* _What you should do_:
Keep every word of the entries and print them exactly; the pictures stay out.

* _Information shown_:
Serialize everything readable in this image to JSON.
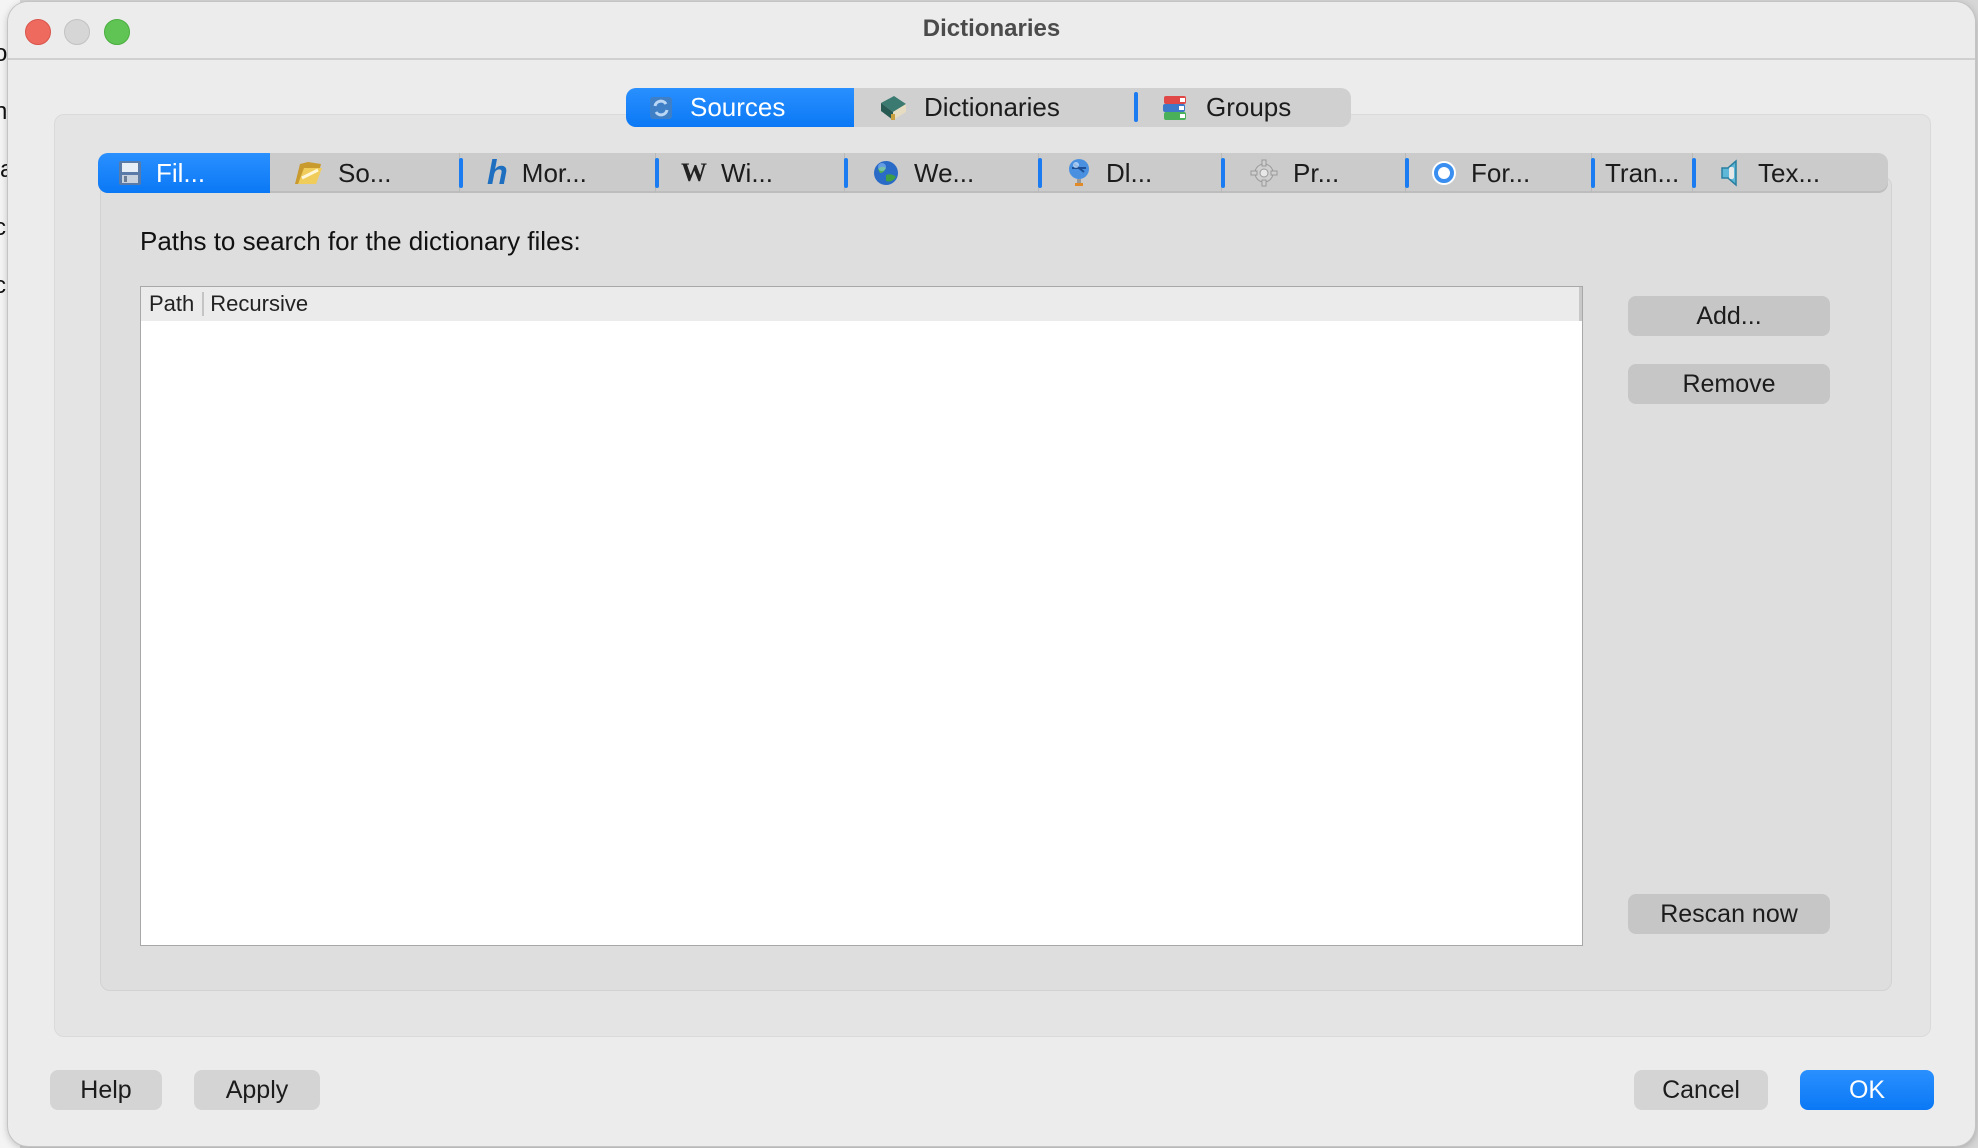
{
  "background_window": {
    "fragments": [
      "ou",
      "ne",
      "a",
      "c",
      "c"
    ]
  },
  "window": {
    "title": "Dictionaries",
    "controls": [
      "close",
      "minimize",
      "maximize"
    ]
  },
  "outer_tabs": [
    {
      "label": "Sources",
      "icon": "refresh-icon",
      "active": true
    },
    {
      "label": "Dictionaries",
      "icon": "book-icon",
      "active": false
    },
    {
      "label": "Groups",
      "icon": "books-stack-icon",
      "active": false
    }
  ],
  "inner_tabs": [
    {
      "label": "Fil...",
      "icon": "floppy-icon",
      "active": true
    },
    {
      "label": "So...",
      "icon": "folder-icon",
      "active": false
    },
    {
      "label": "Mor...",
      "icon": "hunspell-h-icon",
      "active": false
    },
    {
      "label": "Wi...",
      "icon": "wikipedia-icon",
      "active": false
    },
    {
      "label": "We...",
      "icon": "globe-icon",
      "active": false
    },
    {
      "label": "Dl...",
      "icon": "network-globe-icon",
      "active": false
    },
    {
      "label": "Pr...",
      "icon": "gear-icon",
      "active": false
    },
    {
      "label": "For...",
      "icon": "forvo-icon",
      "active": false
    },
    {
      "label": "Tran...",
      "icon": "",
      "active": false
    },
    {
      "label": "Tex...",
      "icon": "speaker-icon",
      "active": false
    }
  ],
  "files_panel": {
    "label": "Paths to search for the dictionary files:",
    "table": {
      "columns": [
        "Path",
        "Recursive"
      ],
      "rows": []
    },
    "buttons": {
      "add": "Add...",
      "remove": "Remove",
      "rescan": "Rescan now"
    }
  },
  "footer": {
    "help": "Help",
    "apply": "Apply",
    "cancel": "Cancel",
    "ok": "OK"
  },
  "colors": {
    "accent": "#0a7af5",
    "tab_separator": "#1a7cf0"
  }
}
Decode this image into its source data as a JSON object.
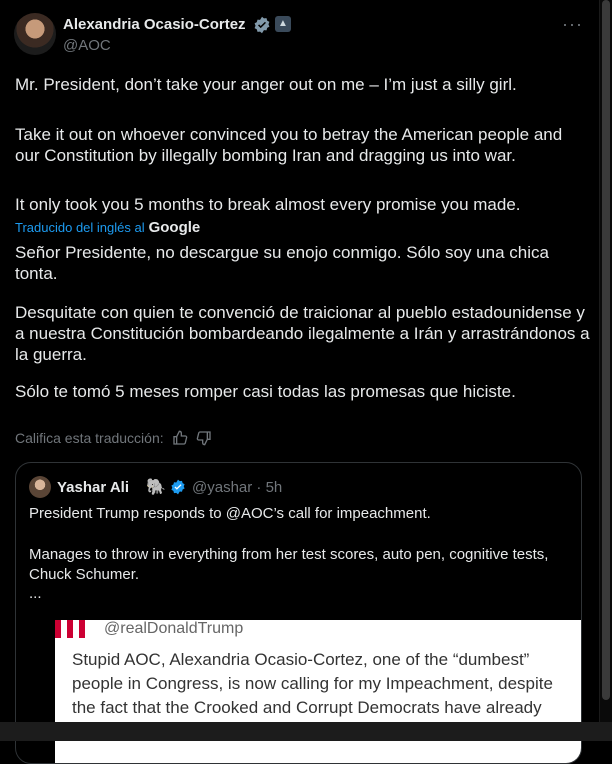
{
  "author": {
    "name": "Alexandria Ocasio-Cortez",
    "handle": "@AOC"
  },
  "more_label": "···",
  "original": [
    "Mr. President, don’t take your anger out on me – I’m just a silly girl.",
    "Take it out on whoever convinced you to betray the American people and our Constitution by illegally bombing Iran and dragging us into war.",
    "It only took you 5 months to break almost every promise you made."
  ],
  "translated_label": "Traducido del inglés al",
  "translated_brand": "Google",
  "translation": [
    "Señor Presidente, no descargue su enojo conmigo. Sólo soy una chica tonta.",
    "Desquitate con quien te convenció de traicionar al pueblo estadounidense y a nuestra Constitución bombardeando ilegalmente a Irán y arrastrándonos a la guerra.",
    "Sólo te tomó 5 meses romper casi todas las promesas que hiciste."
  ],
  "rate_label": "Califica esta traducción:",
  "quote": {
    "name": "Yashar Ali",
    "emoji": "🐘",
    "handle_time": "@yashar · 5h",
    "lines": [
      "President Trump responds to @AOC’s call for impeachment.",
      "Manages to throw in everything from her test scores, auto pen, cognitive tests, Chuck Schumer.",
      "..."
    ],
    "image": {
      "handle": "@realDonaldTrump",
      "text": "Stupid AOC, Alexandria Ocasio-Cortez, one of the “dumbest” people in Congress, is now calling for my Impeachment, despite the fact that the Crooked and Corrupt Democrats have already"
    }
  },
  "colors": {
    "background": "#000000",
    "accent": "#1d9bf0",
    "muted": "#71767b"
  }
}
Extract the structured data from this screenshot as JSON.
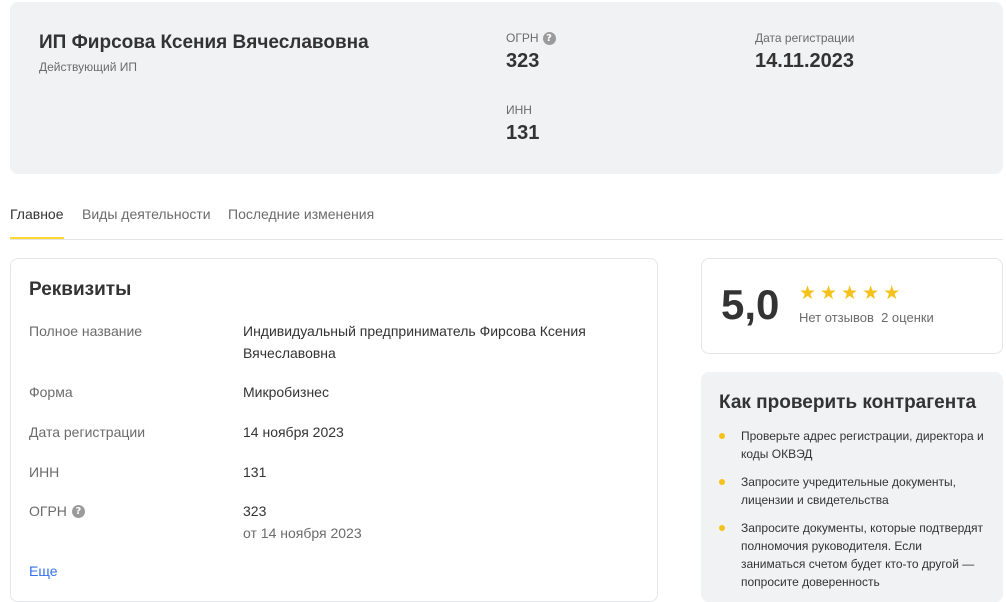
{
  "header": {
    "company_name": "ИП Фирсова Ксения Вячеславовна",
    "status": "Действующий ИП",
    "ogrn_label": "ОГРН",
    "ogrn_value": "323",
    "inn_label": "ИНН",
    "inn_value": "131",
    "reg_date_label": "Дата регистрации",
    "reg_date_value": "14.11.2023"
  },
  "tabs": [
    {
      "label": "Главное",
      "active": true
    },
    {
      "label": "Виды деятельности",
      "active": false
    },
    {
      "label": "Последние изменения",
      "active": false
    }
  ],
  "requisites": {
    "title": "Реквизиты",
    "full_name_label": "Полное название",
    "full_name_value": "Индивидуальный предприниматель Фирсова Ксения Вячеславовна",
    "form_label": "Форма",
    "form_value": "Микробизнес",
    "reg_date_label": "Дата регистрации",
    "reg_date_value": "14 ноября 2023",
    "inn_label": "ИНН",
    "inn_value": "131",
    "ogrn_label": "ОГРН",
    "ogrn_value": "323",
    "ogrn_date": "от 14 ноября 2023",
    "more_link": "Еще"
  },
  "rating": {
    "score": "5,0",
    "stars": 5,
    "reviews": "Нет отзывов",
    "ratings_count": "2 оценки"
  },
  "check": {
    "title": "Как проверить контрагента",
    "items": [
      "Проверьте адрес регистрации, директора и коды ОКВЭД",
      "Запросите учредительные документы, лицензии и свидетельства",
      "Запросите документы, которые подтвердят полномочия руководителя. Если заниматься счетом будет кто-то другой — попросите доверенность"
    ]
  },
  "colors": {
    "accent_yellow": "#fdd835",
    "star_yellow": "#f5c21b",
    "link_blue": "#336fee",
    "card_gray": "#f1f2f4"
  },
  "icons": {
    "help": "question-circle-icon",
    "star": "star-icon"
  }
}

* _Result of the exercise_:
Serialize everything readable in this image to JSON.
{
  "background_window": {
    "fragments": [
      "ou",
      "ne",
      "a",
      "c",
      "c"
    ]
  },
  "window": {
    "title": "Dictionaries",
    "controls": [
      "close",
      "minimize",
      "maximize"
    ]
  },
  "outer_tabs": [
    {
      "label": "Sources",
      "icon": "refresh-icon",
      "active": true
    },
    {
      "label": "Dictionaries",
      "icon": "book-icon",
      "active": false
    },
    {
      "label": "Groups",
      "icon": "books-stack-icon",
      "active": false
    }
  ],
  "inner_tabs": [
    {
      "label": "Fil...",
      "icon": "floppy-icon",
      "active": true
    },
    {
      "label": "So...",
      "icon": "folder-icon",
      "active": false
    },
    {
      "label": "Mor...",
      "icon": "hunspell-h-icon",
      "active": false
    },
    {
      "label": "Wi...",
      "icon": "wikipedia-icon",
      "active": false
    },
    {
      "label": "We...",
      "icon": "globe-icon",
      "active": false
    },
    {
      "label": "Dl...",
      "icon": "network-globe-icon",
      "active": false
    },
    {
      "label": "Pr...",
      "icon": "gear-icon",
      "active": false
    },
    {
      "label": "For...",
      "icon": "forvo-icon",
      "active": false
    },
    {
      "label": "Tran...",
      "icon": "",
      "active": false
    },
    {
      "label": "Tex...",
      "icon": "speaker-icon",
      "active": false
    }
  ],
  "files_panel": {
    "label": "Paths to search for the dictionary files:",
    "table": {
      "columns": [
        "Path",
        "Recursive"
      ],
      "rows": []
    },
    "buttons": {
      "add": "Add...",
      "remove": "Remove",
      "rescan": "Rescan now"
    }
  },
  "footer": {
    "help": "Help",
    "apply": "Apply",
    "cancel": "Cancel",
    "ok": "OK"
  },
  "colors": {
    "accent": "#0a7af5",
    "tab_separator": "#1a7cf0"
  }
}
Decode this image into its source data as a JSON object.
{
  "author": {
    "name": "Alexandria Ocasio-Cortez",
    "handle": "@AOC"
  },
  "more_label": "···",
  "original": [
    "Mr. President, don’t take your anger out on me – I’m just a silly girl.",
    "Take it out on whoever convinced you to betray the American people and our Constitution by illegally bombing Iran and dragging us into war.",
    "It only took you 5 months to break almost every promise you made."
  ],
  "translated_label": "Traducido del inglés al",
  "translated_brand": "Google",
  "translation": [
    "Señor Presidente, no descargue su enojo conmigo. Sólo soy una chica tonta.",
    "Desquitate con quien te convenció de traicionar al pueblo estadounidense y a nuestra Constitución bombardeando ilegalmente a Irán y arrastrándonos a la guerra.",
    "Sólo te tomó 5 meses romper casi todas las promesas que hiciste."
  ],
  "rate_label": "Califica esta traducción:",
  "quote": {
    "name": "Yashar Ali",
    "emoji": "🐘",
    "handle_time": "@yashar · 5h",
    "lines": [
      "President Trump responds to @AOC’s call for impeachment.",
      "Manages to throw in everything from her test scores, auto pen, cognitive tests, Chuck Schumer.",
      "..."
    ],
    "image": {
      "handle": "@realDonaldTrump",
      "text": "Stupid AOC, Alexandria Ocasio-Cortez, one of the “dumbest” people in Congress, is now calling for my Impeachment, despite the fact that the Crooked and Corrupt Democrats have already"
    }
  },
  "colors": {
    "background": "#000000",
    "accent": "#1d9bf0",
    "muted": "#71767b"
  }
}
Extract the structured data from this screenshot as JSON.
{
  "header": {
    "company_name": "ИП Фирсова Ксения Вячеславовна",
    "status": "Действующий ИП",
    "ogrn_label": "ОГРН",
    "ogrn_value": "323",
    "inn_label": "ИНН",
    "inn_value": "131",
    "reg_date_label": "Дата регистрации",
    "reg_date_value": "14.11.2023"
  },
  "tabs": [
    {
      "label": "Главное",
      "active": true
    },
    {
      "label": "Виды деятельности",
      "active": false
    },
    {
      "label": "Последние изменения",
      "active": false
    }
  ],
  "requisites": {
    "title": "Реквизиты",
    "full_name_label": "Полное название",
    "full_name_value": "Индивидуальный предприниматель Фирсова Ксения Вячеславовна",
    "form_label": "Форма",
    "form_value": "Микробизнес",
    "reg_date_label": "Дата регистрации",
    "reg_date_value": "14 ноября 2023",
    "inn_label": "ИНН",
    "inn_value": "131",
    "ogrn_label": "ОГРН",
    "ogrn_value": "323",
    "ogrn_date": "от 14 ноября 2023",
    "more_link": "Еще"
  },
  "rating": {
    "score": "5,0",
    "stars": 5,
    "reviews": "Нет отзывов",
    "ratings_count": "2 оценки"
  },
  "check": {
    "title": "Как проверить контрагента",
    "items": [
      "Проверьте адрес регистрации, директора и коды ОКВЭД",
      "Запросите учредительные документы, лицензии и свидетельства",
      "Запросите документы, которые подтвердят полномочия руководителя. Если заниматься счетом будет кто-то другой — попросите доверенность"
    ]
  },
  "colors": {
    "accent_yellow": "#fdd835",
    "star_yellow": "#f5c21b",
    "link_blue": "#336fee",
    "card_gray": "#f1f2f4"
  },
  "icons": {
    "help": "question-circle-icon",
    "star": "star-icon"
  }
}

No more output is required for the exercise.